About this exercise
State how many lines in these records contain the word "ESCRITÓRIO", and nothing else.

Data
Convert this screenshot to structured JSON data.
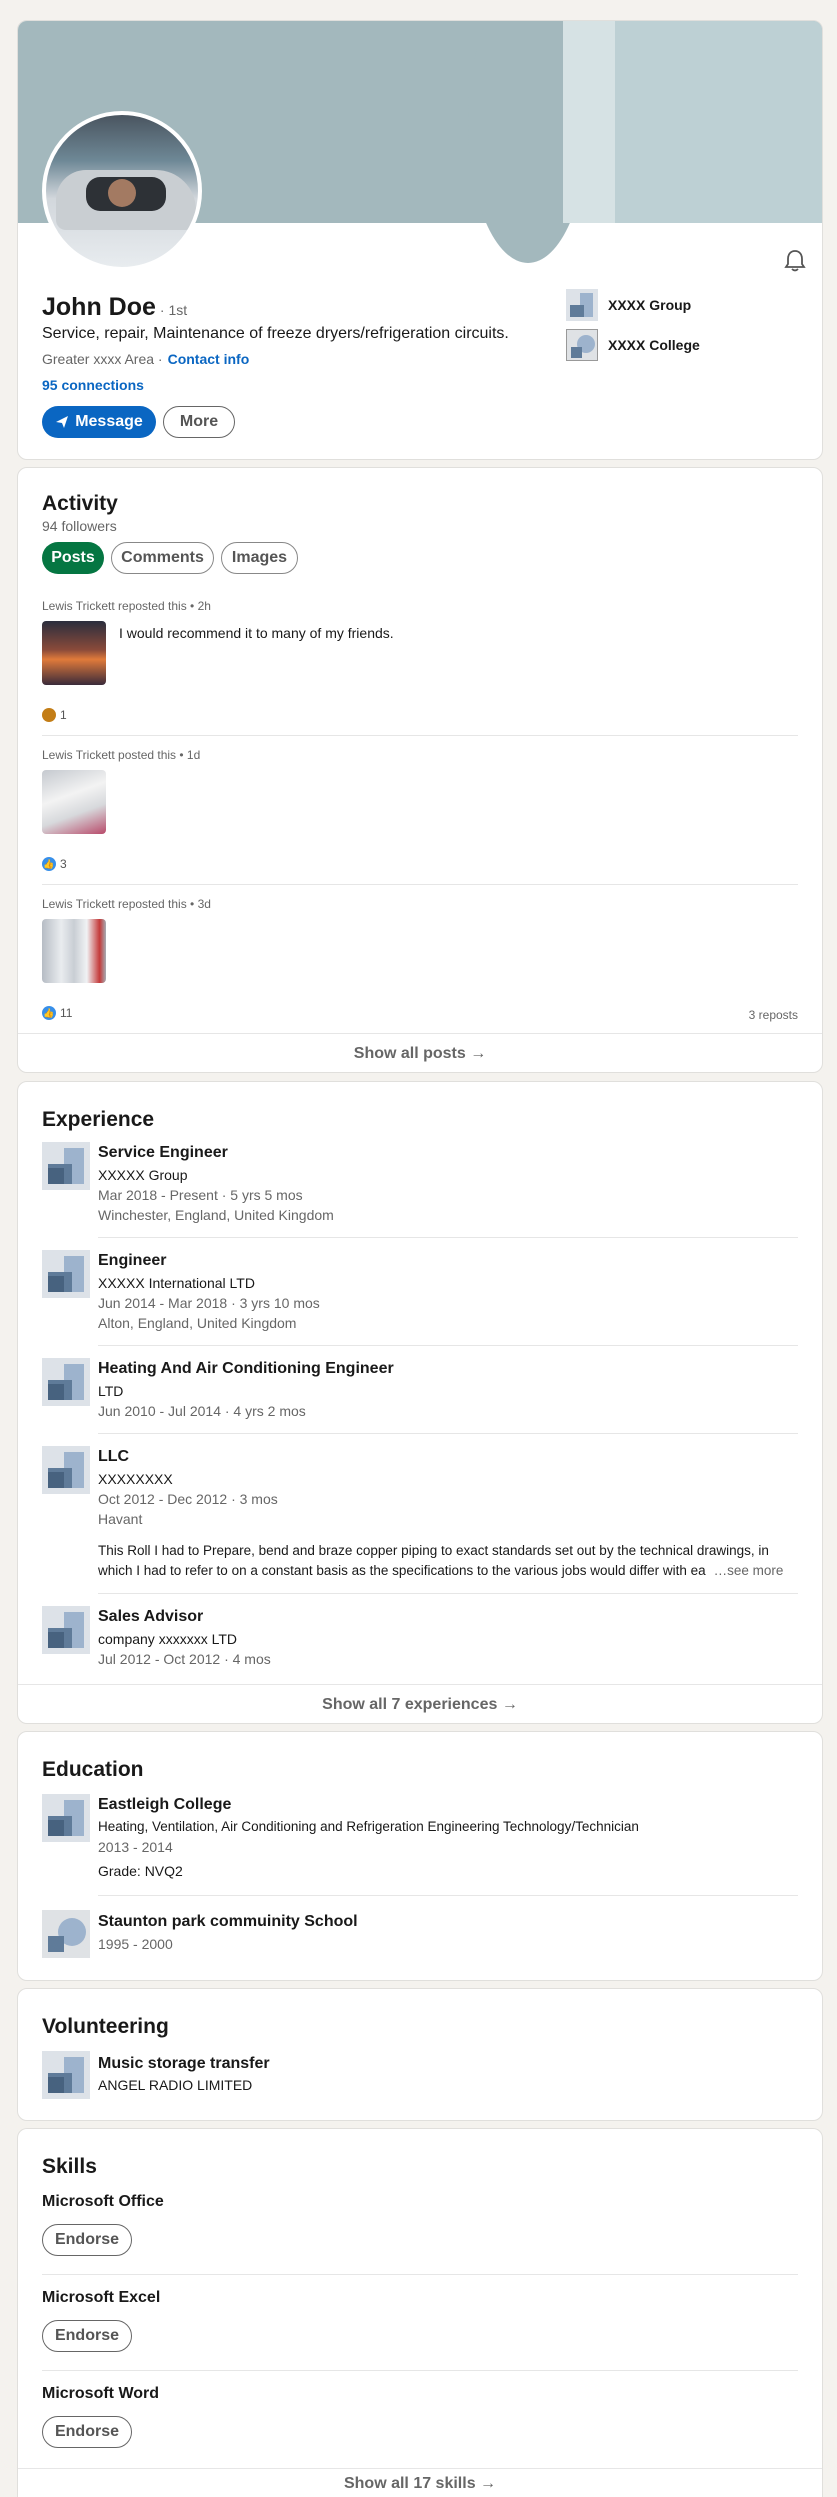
{
  "profile": {
    "name": "John Doe",
    "degree": "· 1st",
    "headline": "Service, repair, Maintenance of freeze dryers/refrigeration circuits.",
    "location": "Greater xxxx Area ·",
    "contact_info": "Contact info",
    "connections": "95 connections",
    "message_label": "Message",
    "more_label": "More",
    "companies": [
      {
        "name": "XXXX Group"
      },
      {
        "name": "XXXX College"
      }
    ],
    "icons": {
      "bell": "bell-icon",
      "send": "paper-plane-icon"
    }
  },
  "activity": {
    "title": "Activity",
    "followers": "94 followers",
    "tabs": [
      "Posts",
      "Comments",
      "Images"
    ],
    "posts": [
      {
        "header": "Lewis Trickett reposted this • 2h",
        "text": "I would recommend it to many of my friends.",
        "reactions": "1",
        "reposts": ""
      },
      {
        "header": "Lewis Trickett posted this • 1d",
        "text": "",
        "reactions": "3",
        "reposts": ""
      },
      {
        "header": "Lewis Trickett reposted this • 3d",
        "text": "",
        "reactions": "11",
        "reposts": "3 reposts"
      }
    ],
    "show_all": "Show all posts →"
  },
  "experience": {
    "title": "Experience",
    "items": [
      {
        "title": "Service Engineer",
        "company": "XXXXX Group",
        "dates": "Mar 2018 - Present · 5 yrs 5 mos",
        "location": "Winchester, England, United Kingdom"
      },
      {
        "title": "Engineer",
        "company": "XXXXX International LTD",
        "dates": "Jun 2014 - Mar 2018 · 3 yrs 10 mos",
        "location": "Alton, England, United Kingdom"
      },
      {
        "title": "Heating And Air Conditioning Engineer",
        "company": "LTD",
        "dates": "Jun 2010 - Jul 2014 · 4 yrs 2 mos",
        "location": ""
      },
      {
        "title": "LLC",
        "company": "XXXXXXXX",
        "dates": "Oct 2012 - Dec 2012 · 3 mos",
        "location": "Havant",
        "description_1": "This Roll I had to Prepare, bend and braze copper piping to exact standards set out by the technical drawings, in",
        "description_2": "which I had to refer to on a constant basis as the specifications to the various jobs would differ with ea",
        "see_more": "…see more"
      },
      {
        "title": "Sales Advisor",
        "company": "company xxxxxxx LTD",
        "dates": "Jul 2012 - Oct 2012 · 4 mos",
        "location": ""
      }
    ],
    "show_all": "Show all 7 experiences →"
  },
  "education": {
    "title": "Education",
    "items": [
      {
        "school": "Eastleigh College",
        "degree": "Heating, Ventilation, Air Conditioning and Refrigeration Engineering Technology/Technician",
        "dates": "2013 - 2014",
        "grade": "Grade: NVQ2"
      },
      {
        "school": "Staunton park commuinity School",
        "dates": "1995 - 2000"
      }
    ]
  },
  "volunteering": {
    "title": "Volunteering",
    "items": [
      {
        "role": "Music storage transfer",
        "org": "ANGEL RADIO LIMITED"
      }
    ]
  },
  "skills": {
    "title": "Skills",
    "items": [
      {
        "name": "Microsoft Office"
      },
      {
        "name": "Microsoft Excel"
      },
      {
        "name": "Microsoft Word"
      }
    ],
    "endorse_label": "Endorse",
    "show_all": "Show all 17 skills →"
  },
  "colors": {
    "primary_blue": "#0a66c2",
    "active_tab_green": "#057642",
    "banner": "#a3b8bd"
  }
}
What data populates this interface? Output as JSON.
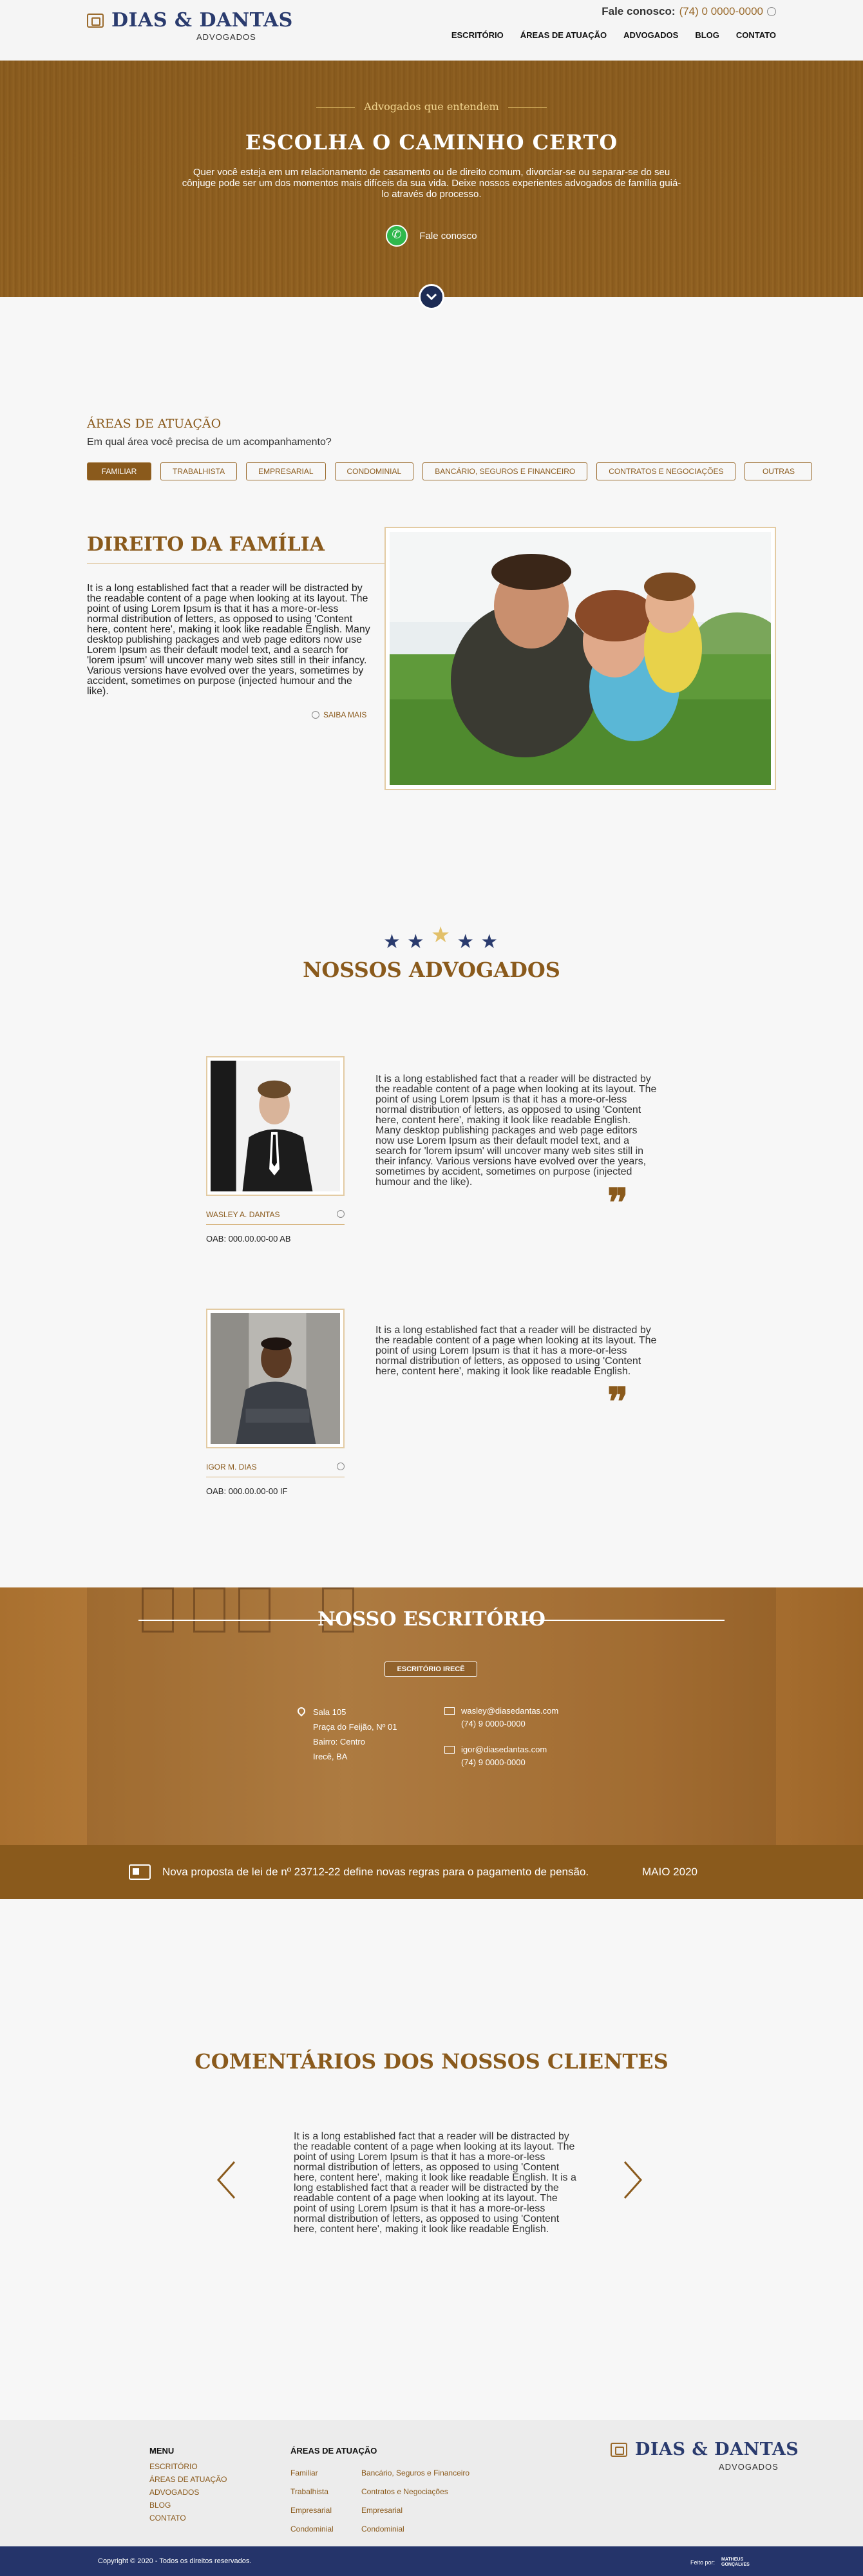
{
  "header": {
    "brand": "DIAS & DANTAS",
    "brand_sub": "ADVOGADOS",
    "phone_label": "Fale conosco:",
    "phone_number": "(74) 0 0000-0000",
    "nav": [
      "ESCRITÓRIO",
      "ÁREAS DE ATUAÇÃO",
      "ADVOGADOS",
      "BLOG",
      "CONTATO"
    ]
  },
  "hero": {
    "kicker": "Advogados que entendem",
    "title": "ESCOLHA O CAMINHO CERTO",
    "text": "Quer você esteja em um relacionamento de casamento ou de direito comum, divorciar-se ou separar-se do seu cônjuge pode ser um dos momentos mais difíceis da sua vida. Deixe nossos experientes advogados de família guiá-lo através do processo.",
    "cta": "Fale conosco"
  },
  "areas": {
    "label": "ÁREAS DE ATUAÇÃO",
    "question": "Em qual área você precisa de um acompanhamento?",
    "chips": [
      "FAMILIAR",
      "TRABALHISTA",
      "EMPRESARIAL",
      "CONDOMINIAL",
      "BANCÁRIO, SEGUROS E FINANCEIRO",
      "CONTRATOS E NEGOCIAÇÕES",
      "OUTRAS"
    ],
    "title": "DIREITO DA FAMÍLIA",
    "text": "It is a long established fact that a reader will be distracted by the readable content of a page when looking at its layout. The point of using Lorem Ipsum is that it has a more-or-less normal distribution of letters, as opposed to using 'Content here, content here', making it look like readable English. Many desktop publishing packages and web page editors now use Lorem Ipsum as their default model text, and a search for 'lorem ipsum' will uncover many web sites still in their infancy. Various versions have evolved over the years, sometimes by accident, sometimes on purpose (injected humour and the like).",
    "more": "SAIBA MAIS"
  },
  "advogados": {
    "title": "NOSSOS ADVOGADOS",
    "lawyers": [
      {
        "name": "WASLEY A. DANTAS",
        "oab": "OAB: 000.00.00-00 AB",
        "text": "It is a long established fact that a reader will be distracted by the readable content of a page when looking at its layout. The point of using Lorem Ipsum is that it has a more-or-less normal distribution of letters, as opposed to using 'Content here, content here', making it look like readable English. Many desktop publishing packages and web page editors now use Lorem Ipsum as their default model text, and a search for 'lorem ipsum' will uncover many web sites still in their infancy. Various versions have evolved over the years, sometimes by accident, sometimes on purpose (injected humour and the like)."
      },
      {
        "name": "IGOR M. DIAS",
        "oab": "OAB: 000.00.00-00 IF",
        "text": "It is a long established fact that a reader will be distracted by the readable content of a page when looking at its layout. The point of using Lorem Ipsum is that it has a more-or-less normal distribution of letters, as opposed to using 'Content here, content here', making it look like readable English."
      }
    ]
  },
  "escritorio": {
    "title": "NOSSO ESCRITÓRIO",
    "button": "ESCRITÓRIO IRECÊ",
    "address": [
      "Sala 105",
      "Praça do Feijão, Nº 01",
      "Bairro: Centro",
      "Irecê, BA"
    ],
    "contacts": [
      {
        "email": "wasley@diasedantas.com",
        "phone": "(74) 9 0000-0000"
      },
      {
        "email": "igor@diasedantas.com",
        "phone": "(74) 9 0000-0000"
      }
    ]
  },
  "news": {
    "text": "Nova proposta de lei de nº 23712-22 define novas regras para o pagamento de pensão.",
    "date": "MAIO 2020"
  },
  "comentarios": {
    "title": "COMENTÁRIOS DOS NOSSOS CLIENTES",
    "text": "It is a long established fact that a reader will be distracted by the readable content of a page when looking at its layout. The point of using Lorem Ipsum is that it has a more-or-less normal distribution of letters, as opposed to using 'Content here, content here', making it look like readable English. It is a long established fact that a reader will be distracted by the readable content of a page when looking at its layout. The point of using Lorem Ipsum is that it has a more-or-less normal distribution of letters, as opposed to using 'Content here, content here', making it look like readable English."
  },
  "footer": {
    "menu_title": "MENU",
    "menu": [
      "ESCRITÓRIO",
      "ÁREAS DE ATUAÇÃO",
      "ADVOGADOS",
      "BLOG",
      "CONTATO"
    ],
    "areas_title": "ÁREAS DE ATUAÇÃO",
    "areas_col1": [
      "Familiar",
      "Trabalhista",
      "Empresarial",
      "Condominial"
    ],
    "areas_col2": [
      "Bancário, Seguros e Financeiro",
      "Contratos e Negociações",
      "Empresarial",
      "Condominial"
    ],
    "brand": "DIAS & DANTAS",
    "brand_sub": "ADVOGADOS",
    "copyright": "Copyright © 2020 - Todos os direitos reservados.",
    "credit_label": "Feito por:",
    "credit_brand_1": "MATHEUS",
    "credit_brand_2": "GONÇALVES"
  },
  "colors": {
    "brand_brown": "#8a5a1c",
    "brand_navy": "#25346a",
    "whatsapp_green": "#2fb84c"
  }
}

Exercise solution
4